“It should be a ‘must do’ visit for anyone coming to the north of England - it should be up there with York and the Lake District as somewhere you need to visit to experience the north of England.”

Sam explains that the attraction for many people to the Piece Hall will be the outdoor events that will run throughout the year, including live music, theatre and cinema.

Sam Mason, chief executive of The Piece Hall, Halifax.

Sam Mason, chief executive of The Piece Hall, Halifax.

“To have an outdoor space like this that can hold three or four thousand people is very rare.

“To have an arena level capacity in such great surroundings - the potential is colossal.

“The beauty we have here is that although you’re still going to be affected by the rain, but there’s no grass and no mud.

“It would be great to reintroduce some of the markets - big event markets where people come from all over to come for that day,” he says.

Artist impression of the Piece Hall

Artist impression of the Piece Hall

“Not many places can do that and have this scale - I think we can make it a ‘must visit’ around Christmas.

“It’s going to be interesting to see how much of an evening culture we can get,” he says.

“Obviously, if you’ve got evening events on that’s quite easy, but it’s about making it a family-orientated town centre evening offer and that’s quite hard to find these days.

“Most town centres feel like no-go areas at night if you’re not 18 to 25 - a lot of town centres feel feral in the evenings.

“We want to take a much more European approach where the natural thing is to go out in the evening with your family,” says Sam.

Although the Piece Hall has received millions of pounds in public money through English Heritage and Calderdale Council, Sam explains that the Piece Hall will be sustainable as a business through its various revenue streams from renting units to businesses, cafes and retailers, to hosting corporate events and festivals.

“It has to be a viable business.
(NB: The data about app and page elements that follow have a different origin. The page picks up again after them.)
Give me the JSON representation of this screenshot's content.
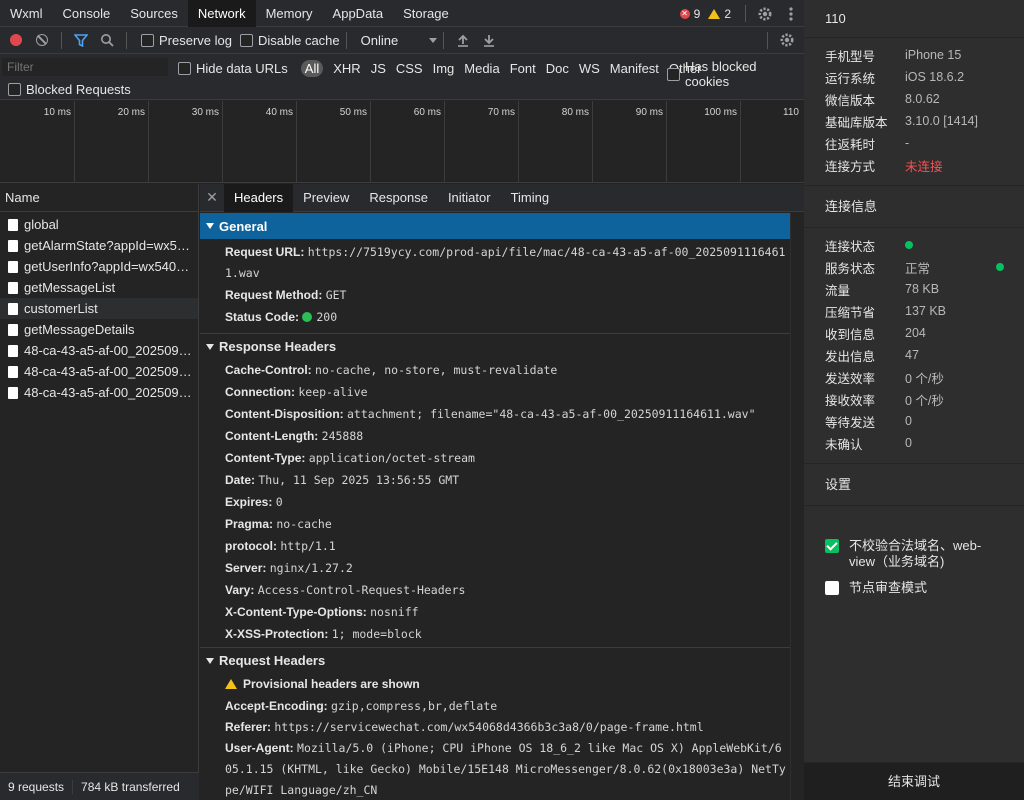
{
  "topbar": {
    "tabs": [
      "Wxml",
      "Console",
      "Sources",
      "Network",
      "Memory",
      "AppData",
      "Storage"
    ],
    "active_tab": "Network",
    "errors": "9",
    "warnings": "2"
  },
  "toolbar": {
    "preserve_log": "Preserve log",
    "disable_cache": "Disable cache",
    "throttle": "Online"
  },
  "filter": {
    "placeholder": "Filter",
    "hide_data_urls": "Hide data URLs",
    "types": [
      "All",
      "XHR",
      "JS",
      "CSS",
      "Img",
      "Media",
      "Font",
      "Doc",
      "WS",
      "Manifest",
      "Other"
    ],
    "has_blocked_cookies": "Has blocked cookies",
    "blocked_requests": "Blocked Requests"
  },
  "timeline": {
    "ticks": [
      "10 ms",
      "20 ms",
      "30 ms",
      "40 ms",
      "50 ms",
      "60 ms",
      "70 ms",
      "80 ms",
      "90 ms",
      "100 ms",
      "110"
    ]
  },
  "requests": {
    "header": "Name",
    "items": [
      "global",
      "getAlarmState?appId=wx5406...",
      "getUserInfo?appId=wx54068d...",
      "getMessageList",
      "customerList",
      "getMessageDetails",
      "48-ca-43-a5-af-00_2025091...",
      "48-ca-43-a5-af-00_2025091...",
      "48-ca-43-a5-af-00_2025091..."
    ],
    "selected_index": 4,
    "count": "9 requests",
    "transferred": "784 kB transferred"
  },
  "detail": {
    "tabs": [
      "Headers",
      "Preview",
      "Response",
      "Initiator",
      "Timing"
    ],
    "active_tab": "Headers",
    "general": {
      "title": "General",
      "request_url_key": "Request URL:",
      "request_url": "https://7519ycy.com/prod-api/file/mac/48-ca-43-a5-af-00_20250911164611.wav",
      "method_key": "Request Method:",
      "method": "GET",
      "status_key": "Status Code:",
      "status": "200"
    },
    "response_headers": {
      "title": "Response Headers",
      "items": [
        {
          "k": "Cache-Control:",
          "v": "no-cache, no-store, must-revalidate"
        },
        {
          "k": "Connection:",
          "v": "keep-alive"
        },
        {
          "k": "Content-Disposition:",
          "v": "attachment; filename=\"48-ca-43-a5-af-00_20250911164611.wav\""
        },
        {
          "k": "Content-Length:",
          "v": "245888"
        },
        {
          "k": "Content-Type:",
          "v": "application/octet-stream"
        },
        {
          "k": "Date:",
          "v": "Thu, 11 Sep 2025 13:56:55 GMT"
        },
        {
          "k": "Expires:",
          "v": "0"
        },
        {
          "k": "Pragma:",
          "v": "no-cache"
        },
        {
          "k": "protocol:",
          "v": "http/1.1"
        },
        {
          "k": "Server:",
          "v": "nginx/1.27.2"
        },
        {
          "k": "Vary:",
          "v": "Access-Control-Request-Headers"
        },
        {
          "k": "X-Content-Type-Options:",
          "v": "nosniff"
        },
        {
          "k": "X-XSS-Protection:",
          "v": "1; mode=block"
        }
      ]
    },
    "request_headers": {
      "title": "Request Headers",
      "provisional": "Provisional headers are shown",
      "items": [
        {
          "k": "Accept-Encoding:",
          "v": "gzip,compress,br,deflate"
        },
        {
          "k": "Referer:",
          "v": "https://servicewechat.com/wx54068d4366b3c3a8/0/page-frame.html"
        },
        {
          "k": "User-Agent:",
          "v": "Mozilla/5.0 (iPhone; CPU iPhone OS 18_6_2 like Mac OS X) AppleWebKit/605.1.15 (KHTML, like Gecko) Mobile/15E148 MicroMessenger/8.0.62(0x18003e3a) NetType/WIFI Language/zh_CN"
        }
      ]
    }
  },
  "right_panel": {
    "title": "110",
    "device": [
      {
        "k": "手机型号",
        "v": "iPhone 15"
      },
      {
        "k": "运行系统",
        "v": "iOS 18.6.2"
      },
      {
        "k": "微信版本",
        "v": "8.0.62"
      },
      {
        "k": "基础库版本",
        "v": "3.10.0 [1414]"
      },
      {
        "k": "往返耗时",
        "v": "-"
      },
      {
        "k": "连接方式",
        "v": "未连接"
      }
    ],
    "connection_title": "连接信息",
    "connection": [
      {
        "k": "连接状态",
        "v": ""
      },
      {
        "k": "服务状态",
        "v": "正常"
      },
      {
        "k": "流量",
        "v": "78 KB"
      },
      {
        "k": "压缩节省",
        "v": "137 KB"
      },
      {
        "k": "收到信息",
        "v": "204"
      },
      {
        "k": "发出信息",
        "v": "47"
      },
      {
        "k": "发送效率",
        "v": "0 个/秒"
      },
      {
        "k": "接收效率",
        "v": "0 个/秒"
      },
      {
        "k": "等待发送",
        "v": "0"
      },
      {
        "k": "未确认",
        "v": "0"
      }
    ],
    "settings_title": "设置",
    "option_domain": "不校验合法域名、web-view（业务域名)",
    "option_audit": "节点审查模式",
    "end_debug": "结束调试",
    "colors": {
      "online": "#07c160",
      "disconnected": "#fa5151"
    }
  }
}
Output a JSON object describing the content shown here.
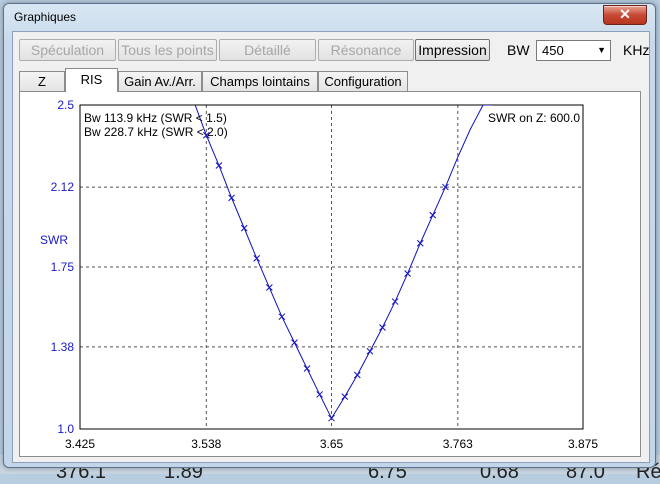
{
  "window": {
    "title": "Graphiques",
    "close_glyph": "✕"
  },
  "toolbar": {
    "buttons": [
      {
        "label": "Spéculation",
        "enabled": false
      },
      {
        "label": "Tous les points",
        "enabled": false
      },
      {
        "label": "Détaillé",
        "enabled": false
      },
      {
        "label": "Résonance",
        "enabled": false
      },
      {
        "label": "Impression",
        "enabled": true
      }
    ],
    "bw_label": "BW",
    "bw_value": "450",
    "bw_unit": "KHz"
  },
  "tabs": [
    {
      "label": "Z",
      "active": false
    },
    {
      "label": "RIS",
      "active": true
    },
    {
      "label": "Gain Av./Arr.",
      "active": false
    },
    {
      "label": "Champs lointains",
      "active": false
    },
    {
      "label": "Configuration",
      "active": false
    }
  ],
  "background": {
    "texts": [
      "376.1",
      "1.89",
      "6.75",
      "0.68",
      "87.0",
      "Ré"
    ]
  },
  "colors": {
    "curve": "#1010c0",
    "axis_text": "#1a1acc",
    "grid": "#555555"
  },
  "chart_data": {
    "type": "line",
    "ylabel": "SWR",
    "x_ticks": [
      "3.425",
      "3.538",
      "3.65",
      "3.763",
      "3.875"
    ],
    "y_ticks": [
      "1.0",
      "1.38",
      "1.75",
      "2.12",
      "2.5"
    ],
    "xlim": [
      3.425,
      3.875
    ],
    "ylim": [
      1.0,
      2.5
    ],
    "annotations": [
      "Bw 113.9 kHz (SWR < 1.5)",
      "Bw 228.7 kHz (SWR < 2.0)"
    ],
    "annotation_right": "SWR on Z: 600.0",
    "series": [
      {
        "x": [
          3.528,
          3.538,
          3.5493,
          3.5606,
          3.5719,
          3.5831,
          3.5944,
          3.6056,
          3.6169,
          3.6281,
          3.6394,
          3.65,
          3.6619,
          3.6731,
          3.6844,
          3.6956,
          3.7069,
          3.7181,
          3.7294,
          3.7406,
          3.7519,
          3.7631,
          3.7744,
          3.7856,
          3.793
        ],
        "y": [
          2.5,
          2.36,
          2.22,
          2.07,
          1.93,
          1.79,
          1.655,
          1.52,
          1.4,
          1.28,
          1.16,
          1.05,
          1.15,
          1.25,
          1.36,
          1.47,
          1.59,
          1.72,
          1.86,
          1.99,
          2.12,
          2.26,
          2.39,
          2.5,
          2.5
        ],
        "markers_x": [
          3.538,
          3.5493,
          3.5606,
          3.5719,
          3.5831,
          3.5944,
          3.6056,
          3.6169,
          3.6281,
          3.6394,
          3.65,
          3.6619,
          3.6731,
          3.6844,
          3.6956,
          3.7069,
          3.7181,
          3.7294,
          3.7406,
          3.7519
        ],
        "markers_y": [
          2.36,
          2.22,
          2.07,
          1.93,
          1.79,
          1.655,
          1.52,
          1.4,
          1.28,
          1.16,
          1.05,
          1.15,
          1.25,
          1.36,
          1.47,
          1.59,
          1.72,
          1.86,
          1.99,
          2.12
        ]
      }
    ],
    "grid": true
  }
}
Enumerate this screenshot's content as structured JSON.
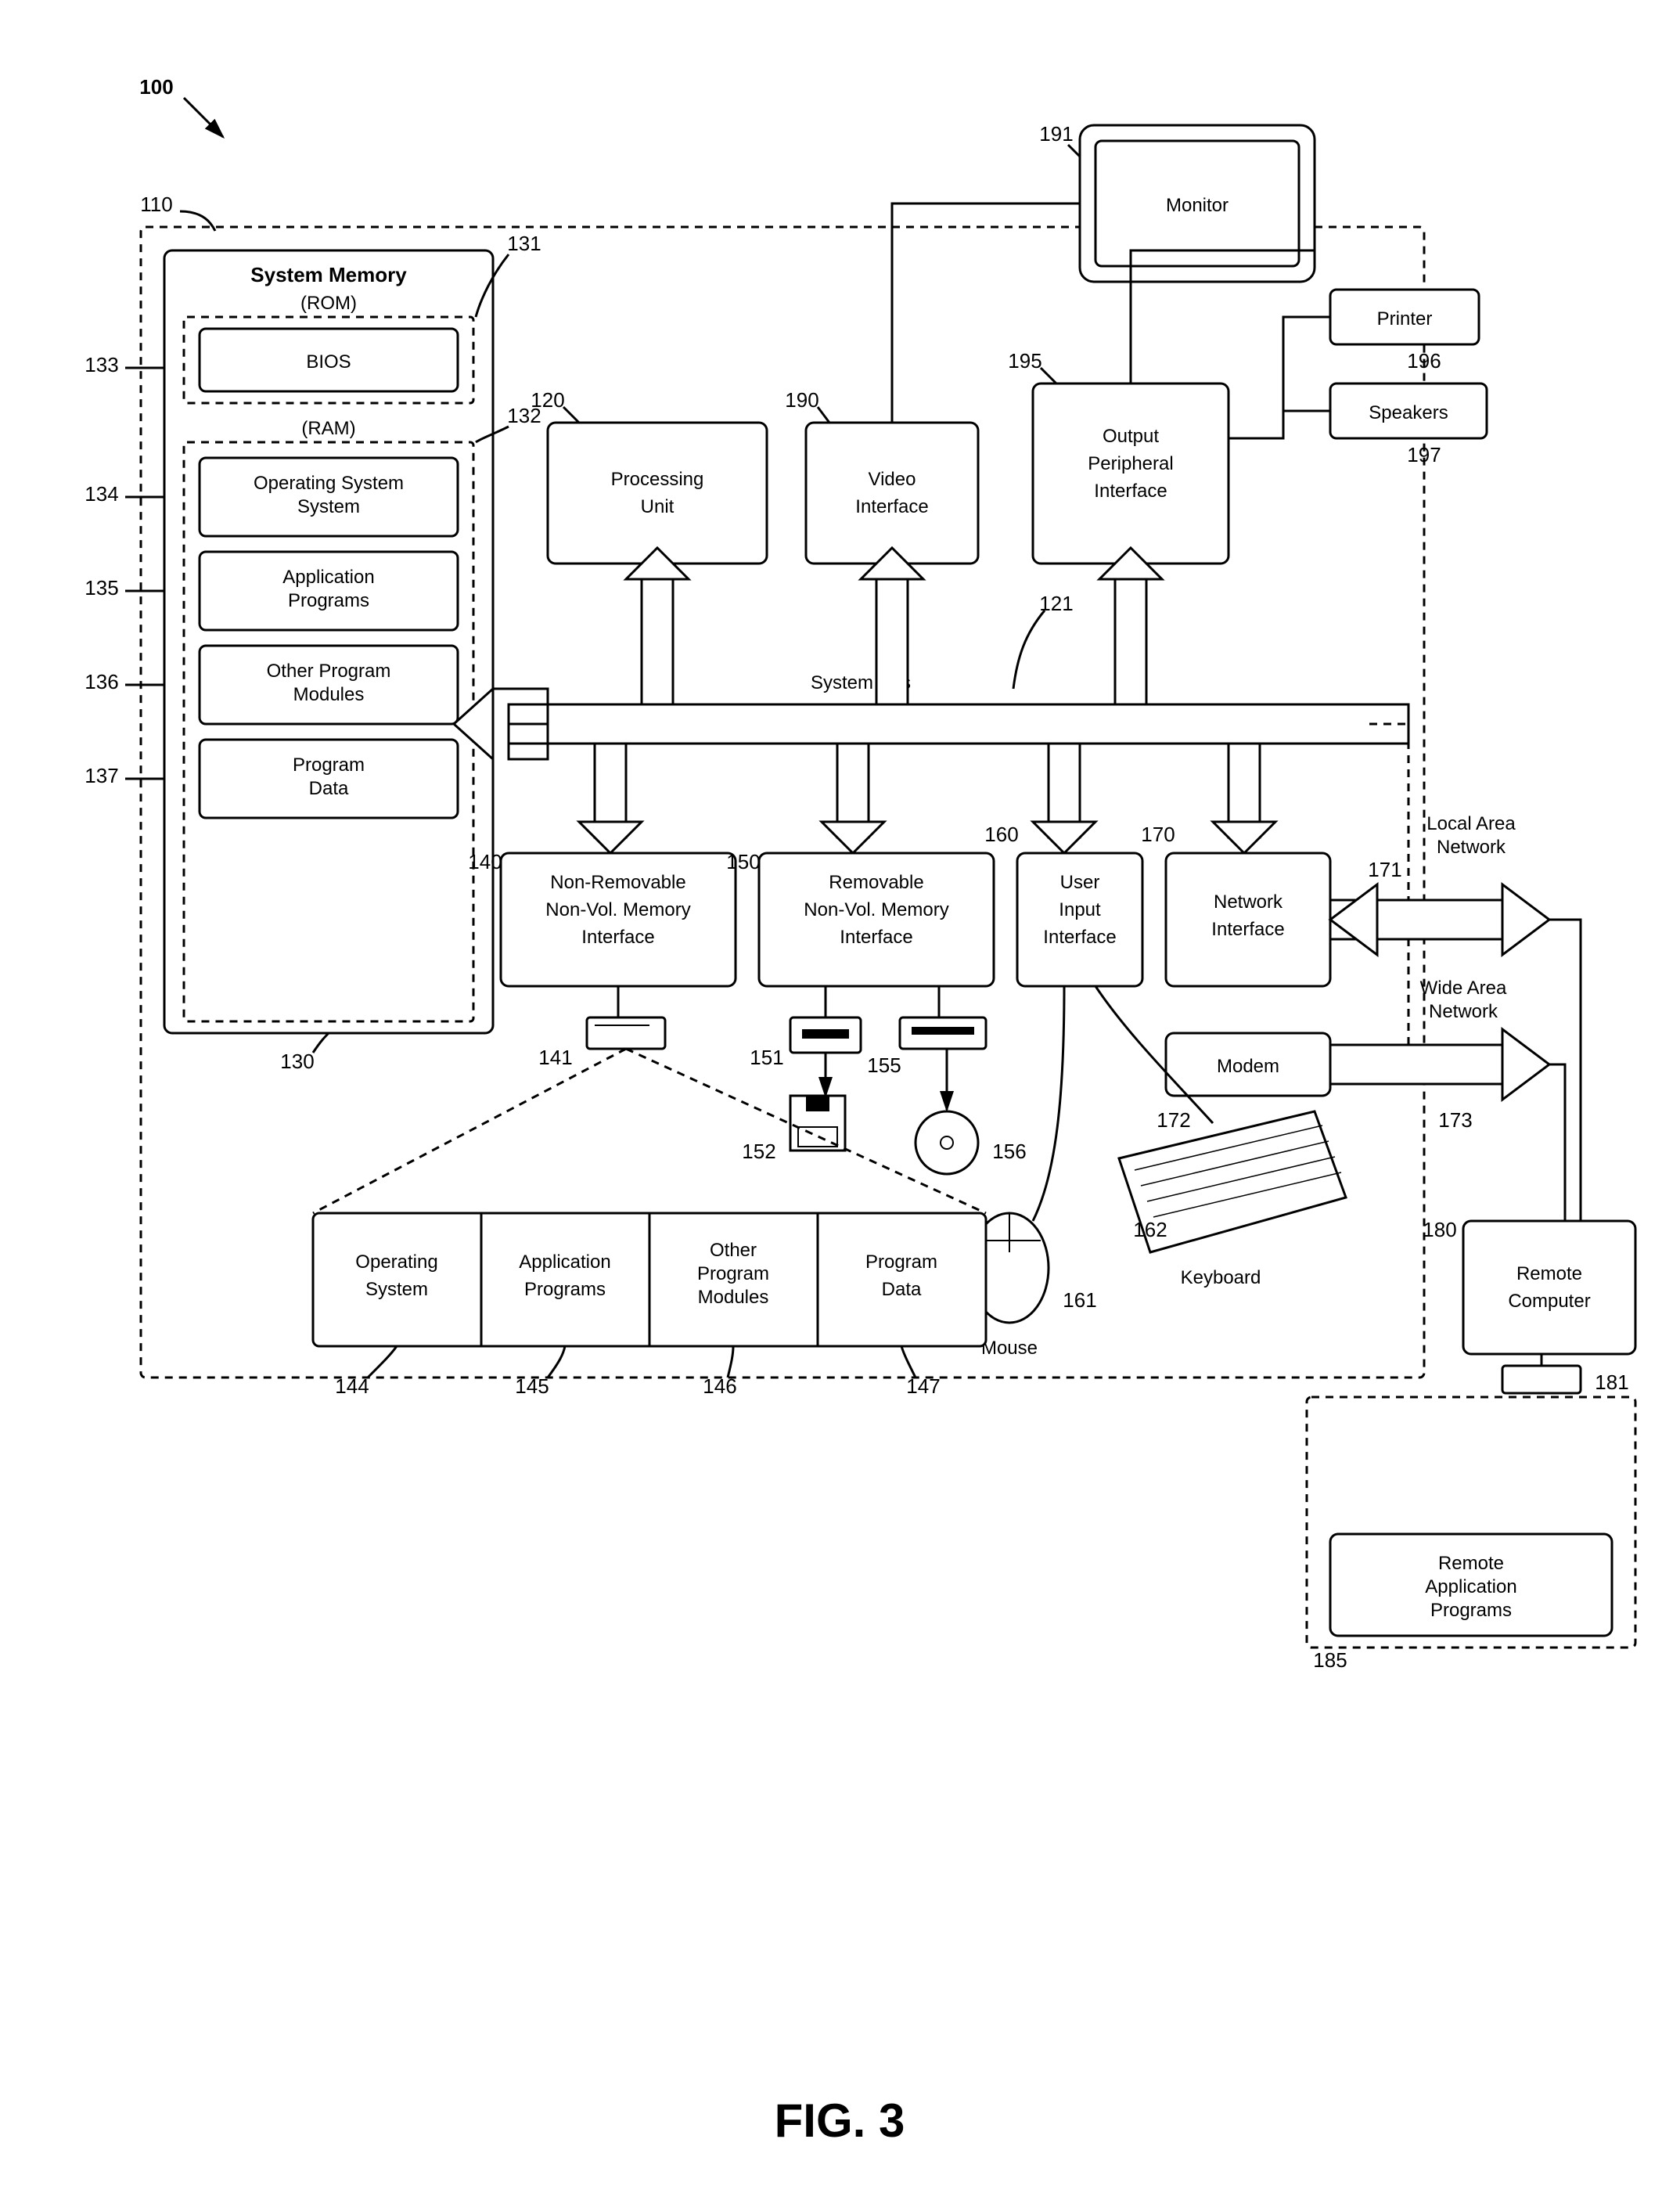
{
  "figure_label": "FIG. 3",
  "diagram_ref": "100",
  "computer_ref": "110",
  "system_memory": {
    "title": "System Memory",
    "rom_label": "(ROM)",
    "ram_label": "(RAM)",
    "rom_ref": "131",
    "ram_ref": "132",
    "sm_ref": "130",
    "bios": {
      "label": "BIOS",
      "ref": "133"
    },
    "os": {
      "label": "Operating System",
      "ref": "134"
    },
    "apps": {
      "label": "Application Programs",
      "ref": "135"
    },
    "mods": {
      "label": "Other Program Modules",
      "ref": "136"
    },
    "data": {
      "label": "Program Data",
      "ref": "137"
    }
  },
  "processing_unit": {
    "label": "Processing Unit",
    "ref": "120"
  },
  "video_interface": {
    "label": "Video Interface",
    "ref": "190"
  },
  "output_peripheral": {
    "label": "Output Peripheral Interface",
    "ref": "195"
  },
  "system_bus": {
    "label": "System Bus",
    "ref": "121"
  },
  "nonremovable": {
    "label1": "Non-Removable",
    "label2": "Non-Vol. Memory",
    "label3": "Interface",
    "ref": "140"
  },
  "removable": {
    "label1": "Removable",
    "label2": "Non-Vol. Memory",
    "label3": "Interface",
    "ref": "150"
  },
  "user_input": {
    "label1": "User",
    "label2": "Input",
    "label3": "Interface",
    "ref": "160"
  },
  "network_interface": {
    "label": "Network Interface",
    "ref": "170"
  },
  "modem": {
    "label": "Modem",
    "ref": "172"
  },
  "monitor": {
    "label": "Monitor",
    "ref": "191"
  },
  "printer": {
    "label": "Printer",
    "ref": "196"
  },
  "speakers": {
    "label": "Speakers",
    "ref": "197"
  },
  "lan": {
    "label": "Local Area Network",
    "ref": "171"
  },
  "wan": {
    "label": "Wide Area Network",
    "ref": "173"
  },
  "remote_computer": {
    "label": "Remote Computer",
    "ref": "180"
  },
  "remote_modem_ref": "181",
  "hdd": {
    "ref": "141"
  },
  "drive1_ref": "151",
  "floppy_ref": "152",
  "drive2_ref": "155",
  "disc_ref": "156",
  "mouse": {
    "label": "Mouse",
    "ref": "161"
  },
  "keyboard": {
    "label": "Keyboard",
    "ref": "162"
  },
  "hdd_contents": {
    "os": {
      "label": "Operating System",
      "ref": "144"
    },
    "apps": {
      "label": "Application Programs",
      "ref": "145"
    },
    "mods": {
      "label": "Other Program Modules",
      "ref": "146"
    },
    "data": {
      "label": "Program Data",
      "ref": "147"
    }
  },
  "remote_apps": {
    "label": "Remote Application Programs",
    "ref": "185"
  }
}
I have had many years’ experience as a commercial director, and understand how to run a profitable business,” he says.

“Initially it will need some support because there will be a setup period - my hope that within three years it will be standing alone as a very viable business.

“The trustees I’ve met are canny businessmen and they see how this can be good for Halifax as regeneration tool - I don’t think any of them are interested in something that’s going to eat up public funds to keep running.

“I really hope the people of Halifax are incredibly excited about what this will be.

“What the council have done and the investment from English Heritage is significant, and I think that shows a huge amount of confidence,” he says.

“The fact the council has set up an independent trust is a very significant step - a trust can be a lot quicker than a council to make decisions and get things done.”

He hopes to attract businesses from the creative and cultural sectors and retailers selling unique goods to take up residence in the Piece Hall.

“There is already an interest from businesses wanting to come here - clusters in unique venues generate their own interest,” says Sam.

“You find with creative industries that they want to be gathered together - you always get a lot of cross-business - businesses want to go where things are growing.”

As well as looking to the future, the project will also celebrate the Piece Hall’s rich history with a heritage centre and easy access to the new central library and archive.

“I think people will choose how they want to engage with the Piece Hall,” he says.

“Some people will want to visit it as a key historic monument - that has to be up there with the best experiences in the country.

“I don’t mind how they do it - they could come to have lunch, to experience the beautiful space, to browse the shops or come for an event.

“What I would expect is that everyone in Halifax will have a totally different experience of the Piece Hall - for some it might be where they come to see live music, for others it might be where they come with their family on a Sunday.

“If we can get ties in with Eureka, the Minster, Square Chapel, the other galleries and museums, then families can come and spend a day or even a weekend in Halifax.

“The architecture in Halifax is fantastic and it’s so well-preserved, but I think that it needs the Piece Hall as a focal point.”

The refurbishment of the Piece Hall is scheduled for completion next spring, with a grand opening planned from summer 2016.